Interface dataset entries
________________________________________

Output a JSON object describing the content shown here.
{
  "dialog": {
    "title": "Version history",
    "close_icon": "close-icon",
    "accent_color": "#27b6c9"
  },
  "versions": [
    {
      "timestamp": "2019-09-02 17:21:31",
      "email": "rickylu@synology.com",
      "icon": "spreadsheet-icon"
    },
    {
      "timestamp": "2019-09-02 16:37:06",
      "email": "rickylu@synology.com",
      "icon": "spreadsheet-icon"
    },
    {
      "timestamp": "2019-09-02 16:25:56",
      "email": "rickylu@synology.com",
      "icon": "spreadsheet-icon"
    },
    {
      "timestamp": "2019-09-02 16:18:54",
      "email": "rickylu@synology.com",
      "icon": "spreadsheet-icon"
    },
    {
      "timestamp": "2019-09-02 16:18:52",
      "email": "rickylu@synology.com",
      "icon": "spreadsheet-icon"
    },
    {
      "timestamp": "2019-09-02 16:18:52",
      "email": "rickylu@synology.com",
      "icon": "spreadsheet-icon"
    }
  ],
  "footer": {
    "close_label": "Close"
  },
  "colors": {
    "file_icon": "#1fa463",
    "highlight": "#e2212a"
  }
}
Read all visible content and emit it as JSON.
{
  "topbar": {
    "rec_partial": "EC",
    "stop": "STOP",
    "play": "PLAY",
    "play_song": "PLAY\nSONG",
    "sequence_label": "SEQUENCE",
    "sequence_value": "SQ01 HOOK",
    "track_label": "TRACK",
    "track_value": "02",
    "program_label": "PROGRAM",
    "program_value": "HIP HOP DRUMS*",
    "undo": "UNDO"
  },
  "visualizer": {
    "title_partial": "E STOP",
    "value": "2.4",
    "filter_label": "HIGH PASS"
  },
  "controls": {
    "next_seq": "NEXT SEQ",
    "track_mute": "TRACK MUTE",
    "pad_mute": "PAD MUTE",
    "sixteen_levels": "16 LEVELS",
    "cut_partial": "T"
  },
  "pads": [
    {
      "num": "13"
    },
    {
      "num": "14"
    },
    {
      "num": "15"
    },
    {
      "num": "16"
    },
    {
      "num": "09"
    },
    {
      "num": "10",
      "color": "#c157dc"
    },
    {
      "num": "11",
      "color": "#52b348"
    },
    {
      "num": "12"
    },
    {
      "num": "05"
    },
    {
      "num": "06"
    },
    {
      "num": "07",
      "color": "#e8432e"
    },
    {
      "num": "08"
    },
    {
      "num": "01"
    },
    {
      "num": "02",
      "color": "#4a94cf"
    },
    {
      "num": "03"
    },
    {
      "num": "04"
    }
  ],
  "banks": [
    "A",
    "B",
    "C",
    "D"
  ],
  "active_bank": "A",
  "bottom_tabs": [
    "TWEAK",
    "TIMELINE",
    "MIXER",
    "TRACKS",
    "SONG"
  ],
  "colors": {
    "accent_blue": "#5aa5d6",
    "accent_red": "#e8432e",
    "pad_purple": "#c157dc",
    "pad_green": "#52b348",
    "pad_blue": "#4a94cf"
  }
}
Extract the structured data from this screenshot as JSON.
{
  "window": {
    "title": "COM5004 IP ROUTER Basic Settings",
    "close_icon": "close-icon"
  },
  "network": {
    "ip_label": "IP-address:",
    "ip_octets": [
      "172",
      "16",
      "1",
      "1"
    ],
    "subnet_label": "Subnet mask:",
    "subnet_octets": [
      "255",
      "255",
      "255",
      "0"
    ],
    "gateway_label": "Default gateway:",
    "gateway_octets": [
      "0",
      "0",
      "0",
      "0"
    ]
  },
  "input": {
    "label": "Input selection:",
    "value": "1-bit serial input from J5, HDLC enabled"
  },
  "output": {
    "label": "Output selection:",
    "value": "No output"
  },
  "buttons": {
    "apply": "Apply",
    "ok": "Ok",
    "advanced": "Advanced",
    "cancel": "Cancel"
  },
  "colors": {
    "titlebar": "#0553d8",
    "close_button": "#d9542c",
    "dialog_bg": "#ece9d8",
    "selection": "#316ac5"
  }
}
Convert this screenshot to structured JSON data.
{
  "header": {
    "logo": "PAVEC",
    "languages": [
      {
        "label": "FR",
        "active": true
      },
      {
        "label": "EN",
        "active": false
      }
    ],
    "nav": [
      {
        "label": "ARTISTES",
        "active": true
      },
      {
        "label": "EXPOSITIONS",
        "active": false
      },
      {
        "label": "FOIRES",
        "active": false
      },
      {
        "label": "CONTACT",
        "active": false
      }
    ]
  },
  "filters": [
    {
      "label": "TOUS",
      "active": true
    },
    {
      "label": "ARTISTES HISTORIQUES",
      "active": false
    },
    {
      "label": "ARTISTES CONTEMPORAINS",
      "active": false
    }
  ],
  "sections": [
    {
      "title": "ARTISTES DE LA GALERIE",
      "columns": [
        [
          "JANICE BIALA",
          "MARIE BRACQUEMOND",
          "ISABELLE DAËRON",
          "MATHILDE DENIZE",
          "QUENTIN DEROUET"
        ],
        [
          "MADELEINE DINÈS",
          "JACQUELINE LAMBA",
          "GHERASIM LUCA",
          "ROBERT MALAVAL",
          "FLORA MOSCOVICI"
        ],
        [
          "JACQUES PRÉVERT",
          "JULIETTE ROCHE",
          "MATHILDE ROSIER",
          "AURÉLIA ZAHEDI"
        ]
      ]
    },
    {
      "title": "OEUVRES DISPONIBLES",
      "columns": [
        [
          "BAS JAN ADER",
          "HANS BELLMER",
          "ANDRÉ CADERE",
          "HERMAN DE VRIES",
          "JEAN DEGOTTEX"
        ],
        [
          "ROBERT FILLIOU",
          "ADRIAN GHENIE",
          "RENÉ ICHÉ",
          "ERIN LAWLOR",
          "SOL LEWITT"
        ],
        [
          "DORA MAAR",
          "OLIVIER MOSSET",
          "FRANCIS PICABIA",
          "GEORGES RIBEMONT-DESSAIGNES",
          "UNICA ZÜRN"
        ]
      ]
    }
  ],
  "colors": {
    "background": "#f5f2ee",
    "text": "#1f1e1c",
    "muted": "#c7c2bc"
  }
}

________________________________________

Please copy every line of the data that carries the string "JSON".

EXERCISE RESULT –
Output a JSON object describing the content shown here.
Read all visible content and emit it as JSON.
Extract the structured data from this screenshot as JSON.
Convert this screenshot to structured JSON data.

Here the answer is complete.